### Required action
Reproduce the listing that follows, unchanged and complete.

### Records shown
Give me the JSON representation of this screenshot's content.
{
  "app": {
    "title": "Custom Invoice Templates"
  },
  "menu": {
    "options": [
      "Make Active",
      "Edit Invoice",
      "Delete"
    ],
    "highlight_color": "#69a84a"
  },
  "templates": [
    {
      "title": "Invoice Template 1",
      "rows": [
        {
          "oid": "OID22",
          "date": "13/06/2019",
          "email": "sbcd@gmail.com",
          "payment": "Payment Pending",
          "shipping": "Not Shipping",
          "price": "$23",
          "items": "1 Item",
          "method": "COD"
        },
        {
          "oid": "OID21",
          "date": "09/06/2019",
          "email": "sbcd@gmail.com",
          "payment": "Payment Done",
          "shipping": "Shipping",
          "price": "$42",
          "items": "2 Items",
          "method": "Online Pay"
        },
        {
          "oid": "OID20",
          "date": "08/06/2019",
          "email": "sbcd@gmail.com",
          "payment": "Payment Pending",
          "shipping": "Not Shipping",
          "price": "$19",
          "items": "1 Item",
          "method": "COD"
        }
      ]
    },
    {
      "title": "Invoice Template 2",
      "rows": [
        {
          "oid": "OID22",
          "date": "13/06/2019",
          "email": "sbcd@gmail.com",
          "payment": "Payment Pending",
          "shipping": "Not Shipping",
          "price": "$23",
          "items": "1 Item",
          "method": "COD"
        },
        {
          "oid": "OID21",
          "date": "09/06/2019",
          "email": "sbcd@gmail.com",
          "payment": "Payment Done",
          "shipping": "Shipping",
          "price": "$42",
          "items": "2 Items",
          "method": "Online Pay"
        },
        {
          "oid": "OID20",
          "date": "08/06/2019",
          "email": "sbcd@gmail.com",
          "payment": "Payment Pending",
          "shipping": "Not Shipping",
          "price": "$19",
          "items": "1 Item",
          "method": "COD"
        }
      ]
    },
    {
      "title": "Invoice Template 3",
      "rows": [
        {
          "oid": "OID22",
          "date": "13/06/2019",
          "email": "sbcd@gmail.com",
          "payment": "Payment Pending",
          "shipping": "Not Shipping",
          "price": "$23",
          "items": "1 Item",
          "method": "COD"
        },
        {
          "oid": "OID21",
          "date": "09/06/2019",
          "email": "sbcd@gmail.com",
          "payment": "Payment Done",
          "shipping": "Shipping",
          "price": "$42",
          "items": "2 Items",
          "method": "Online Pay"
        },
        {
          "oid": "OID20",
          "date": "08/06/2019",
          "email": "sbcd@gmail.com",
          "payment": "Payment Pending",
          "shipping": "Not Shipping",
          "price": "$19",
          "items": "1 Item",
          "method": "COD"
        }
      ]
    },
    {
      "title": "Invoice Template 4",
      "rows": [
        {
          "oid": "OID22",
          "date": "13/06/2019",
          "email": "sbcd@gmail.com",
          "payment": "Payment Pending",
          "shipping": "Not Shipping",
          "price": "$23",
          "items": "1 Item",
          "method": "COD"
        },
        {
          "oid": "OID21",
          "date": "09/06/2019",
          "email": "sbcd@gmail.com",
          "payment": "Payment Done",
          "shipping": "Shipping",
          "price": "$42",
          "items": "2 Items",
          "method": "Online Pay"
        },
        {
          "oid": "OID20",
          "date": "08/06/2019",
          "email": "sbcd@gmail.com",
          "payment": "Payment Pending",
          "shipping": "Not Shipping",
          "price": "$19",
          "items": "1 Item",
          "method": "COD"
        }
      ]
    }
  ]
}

### Reply to the task
Give me the JSON representation of this screenshot's content.
{
  "app": {
    "title": "Custom Invoice Templates"
  },
  "menu": {
    "options": [
      "Make Active",
      "Edit Invoice",
      "Delete"
    ],
    "highlight_color": "#69a84a"
  },
  "templates": [
    {
      "title": "Invoice Template 1",
      "rows": [
        {
          "oid": "OID22",
          "date": "13/06/2019",
          "email": "sbcd@gmail.com",
          "payment": "Payment Pending",
          "shipping": "Not Shipping",
          "price": "$23",
          "items": "1 Item",
          "method": "COD"
        },
        {
          "oid": "OID21",
          "date": "09/06/2019",
          "email": "sbcd@gmail.com",
          "payment": "Payment Done",
          "shipping": "Shipping",
          "price": "$42",
          "items": "2 Items",
          "method": "Online Pay"
        },
        {
          "oid": "OID20",
          "date": "08/06/2019",
          "email": "sbcd@gmail.com",
          "payment": "Payment Pending",
          "shipping": "Not Shipping",
          "price": "$19",
          "items": "1 Item",
          "method": "COD"
        }
      ]
    },
    {
      "title": "Invoice Template 2",
      "rows": [
        {
          "oid": "OID22",
          "date": "13/06/2019",
          "email": "sbcd@gmail.com",
          "payment": "Payment Pending",
          "shipping": "Not Shipping",
          "price": "$23",
          "items": "1 Item",
          "method": "COD"
        },
        {
          "oid": "OID21",
          "date": "09/06/2019",
          "email": "sbcd@gmail.com",
          "payment": "Payment Done",
          "shipping": "Shipping",
          "price": "$42",
          "items": "2 Items",
          "method": "Online Pay"
        },
        {
          "oid": "OID20",
          "date": "08/06/2019",
          "email": "sbcd@gmail.com",
          "payment": "Payment Pending",
          "shipping": "Not Shipping",
          "price": "$19",
          "items": "1 Item",
          "method": "COD"
        }
      ]
    },
    {
      "title": "Invoice Template 3",
      "rows": [
        {
          "oid": "OID22",
          "date": "13/06/2019",
          "email": "sbcd@gmail.com",
          "payment": "Payment Pending",
          "shipping": "Not Shipping",
          "price": "$23",
          "items": "1 Item",
          "method": "COD"
        },
        {
          "oid": "OID21",
          "date": "09/06/2019",
          "email": "sbcd@gmail.com",
          "payment": "Payment Done",
          "shipping": "Shipping",
          "price": "$42",
          "items": "2 Items",
          "method": "Online Pay"
        },
        {
          "oid": "OID20",
          "date": "08/06/2019",
          "email": "sbcd@gmail.com",
          "payment": "Payment Pending",
          "shipping": "Not Shipping",
          "price": "$19",
          "items": "1 Item",
          "method": "COD"
        }
      ]
    },
    {
      "title": "Invoice Template 4",
      "rows": [
        {
          "oid": "OID22",
          "date": "13/06/2019",
          "email": "sbcd@gmail.com",
          "payment": "Payment Pending",
          "shipping": "Not Shipping",
          "price": "$23",
          "items": "1 Item",
          "method": "COD"
        },
        {
          "oid": "OID21",
          "date": "09/06/2019",
          "email": "sbcd@gmail.com",
          "payment": "Payment Done",
          "shipping": "Shipping",
          "price": "$42",
          "items": "2 Items",
          "method": "Online Pay"
        },
        {
          "oid": "OID20",
          "date": "08/06/2019",
          "email": "sbcd@gmail.com",
          "payment": "Payment Pending",
          "shipping": "Not Shipping",
          "price": "$19",
          "items": "1 Item",
          "method": "COD"
        }
      ]
    }
  ]
}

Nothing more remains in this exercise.